It’s almost what the people of Delaware say about the state : if you’re on the highway to Washington and sneezed, then you just missed Delaware. It probably helps them staying a fiscal paradise too. Even on a bike it felt small.
 
So I did a rather short day and did in two days what I wanted to do… in two days. Except I didn’t rest. Today was ok, I’ll see how it goes further down the road. But there’s only four days left now. On Monday morning I’ll be in Stockholm. I hope I haven’t forgotten anything in Paris, or I will have to turn back.

  
Escaping Gränna and the Vättern lake was easier than I thought. The road followed the lake for 20kms, then gradually turned west, going slowly up all the time, until it was a plateau more or less all the way. The wind remains light, and coming from the south. I much prefer seeing the wind turnbines facing me than showing me their metallic butts. On the other hand, no bike lanes of any kind. But the traffic remains low, as there’s still the highway close by.

  
It was a beautiful day, still quite warm, and three hours pass by very fast in these conditions. I’ve also been passed again by a very fast cyclist – it happens about once a day now. I go ok, maybe 20-22k, and a guy (a gal once), whizz by, just as if I was stopped. They certainly have better and lighter bikes, that’s not hard to find, still, it requires a strength and stamina I don’t have.

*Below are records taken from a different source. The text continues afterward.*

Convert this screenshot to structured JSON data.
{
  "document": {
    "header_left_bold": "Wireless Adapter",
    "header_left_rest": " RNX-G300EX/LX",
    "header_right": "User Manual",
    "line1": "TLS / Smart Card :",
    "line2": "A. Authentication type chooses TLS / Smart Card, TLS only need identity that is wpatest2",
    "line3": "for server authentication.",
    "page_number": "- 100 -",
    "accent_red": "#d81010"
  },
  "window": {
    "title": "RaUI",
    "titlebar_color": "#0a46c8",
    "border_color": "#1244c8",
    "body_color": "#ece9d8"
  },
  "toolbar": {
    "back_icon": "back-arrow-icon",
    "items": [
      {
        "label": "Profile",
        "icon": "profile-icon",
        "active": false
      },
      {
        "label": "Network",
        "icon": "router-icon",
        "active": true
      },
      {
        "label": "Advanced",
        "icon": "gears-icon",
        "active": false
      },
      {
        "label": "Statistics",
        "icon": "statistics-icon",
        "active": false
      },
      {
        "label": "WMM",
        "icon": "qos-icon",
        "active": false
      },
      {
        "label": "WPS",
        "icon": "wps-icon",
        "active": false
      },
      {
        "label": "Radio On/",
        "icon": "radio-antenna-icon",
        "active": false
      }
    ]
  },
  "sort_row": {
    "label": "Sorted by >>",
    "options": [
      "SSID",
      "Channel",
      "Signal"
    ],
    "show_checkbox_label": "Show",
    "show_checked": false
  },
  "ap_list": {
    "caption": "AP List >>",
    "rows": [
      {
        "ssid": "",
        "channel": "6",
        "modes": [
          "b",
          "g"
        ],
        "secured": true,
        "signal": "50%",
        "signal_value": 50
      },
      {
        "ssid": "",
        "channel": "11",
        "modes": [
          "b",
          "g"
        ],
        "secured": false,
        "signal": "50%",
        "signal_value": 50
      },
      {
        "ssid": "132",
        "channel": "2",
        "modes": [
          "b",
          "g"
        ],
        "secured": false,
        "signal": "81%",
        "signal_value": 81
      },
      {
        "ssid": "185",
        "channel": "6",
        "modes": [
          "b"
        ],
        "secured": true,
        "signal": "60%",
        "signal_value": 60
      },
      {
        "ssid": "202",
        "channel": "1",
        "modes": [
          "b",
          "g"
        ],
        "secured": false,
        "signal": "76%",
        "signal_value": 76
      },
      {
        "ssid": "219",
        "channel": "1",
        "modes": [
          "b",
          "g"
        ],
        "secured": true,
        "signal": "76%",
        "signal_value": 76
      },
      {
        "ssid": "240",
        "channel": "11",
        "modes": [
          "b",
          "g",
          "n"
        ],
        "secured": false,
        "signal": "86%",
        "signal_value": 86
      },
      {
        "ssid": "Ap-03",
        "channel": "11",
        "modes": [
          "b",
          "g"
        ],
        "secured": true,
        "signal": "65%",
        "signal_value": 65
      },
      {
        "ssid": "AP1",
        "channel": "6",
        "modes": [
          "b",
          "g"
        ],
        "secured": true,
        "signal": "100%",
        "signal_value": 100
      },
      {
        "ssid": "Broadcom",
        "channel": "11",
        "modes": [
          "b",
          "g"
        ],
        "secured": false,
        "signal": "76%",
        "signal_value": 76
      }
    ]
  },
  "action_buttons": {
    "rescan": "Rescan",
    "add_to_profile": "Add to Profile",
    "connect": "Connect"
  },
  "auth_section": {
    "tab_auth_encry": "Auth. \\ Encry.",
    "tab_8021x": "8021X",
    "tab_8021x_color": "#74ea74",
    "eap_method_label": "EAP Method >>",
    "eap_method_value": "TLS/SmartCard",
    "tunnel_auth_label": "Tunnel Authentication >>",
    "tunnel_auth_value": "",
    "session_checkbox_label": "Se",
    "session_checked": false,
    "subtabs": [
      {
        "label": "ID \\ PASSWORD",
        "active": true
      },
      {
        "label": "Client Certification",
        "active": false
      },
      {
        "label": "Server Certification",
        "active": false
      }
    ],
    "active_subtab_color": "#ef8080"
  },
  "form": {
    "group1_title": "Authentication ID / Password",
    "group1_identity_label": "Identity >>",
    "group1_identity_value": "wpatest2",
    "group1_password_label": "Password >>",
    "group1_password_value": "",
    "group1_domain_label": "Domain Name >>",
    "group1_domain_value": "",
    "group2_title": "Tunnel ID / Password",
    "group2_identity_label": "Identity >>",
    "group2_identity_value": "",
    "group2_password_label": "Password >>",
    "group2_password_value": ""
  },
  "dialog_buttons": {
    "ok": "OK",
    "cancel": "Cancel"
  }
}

That reminds me of the race around the lake, when people do 300kms in less than 10 hours. I could probably reach this average for 30 or 40 minutes, but then I’d be dead. You got to push hard constantly to maintain such a speed. I’m really not here for that – although I could have done this trip in two weeks instead of four – I want to enjoy it as well.

  
When going through Väderstad, which means Vader’s town, of course, I saw a very nice touch of welcoming any passing French visitor, with both flags raised. Merci pour ce moment !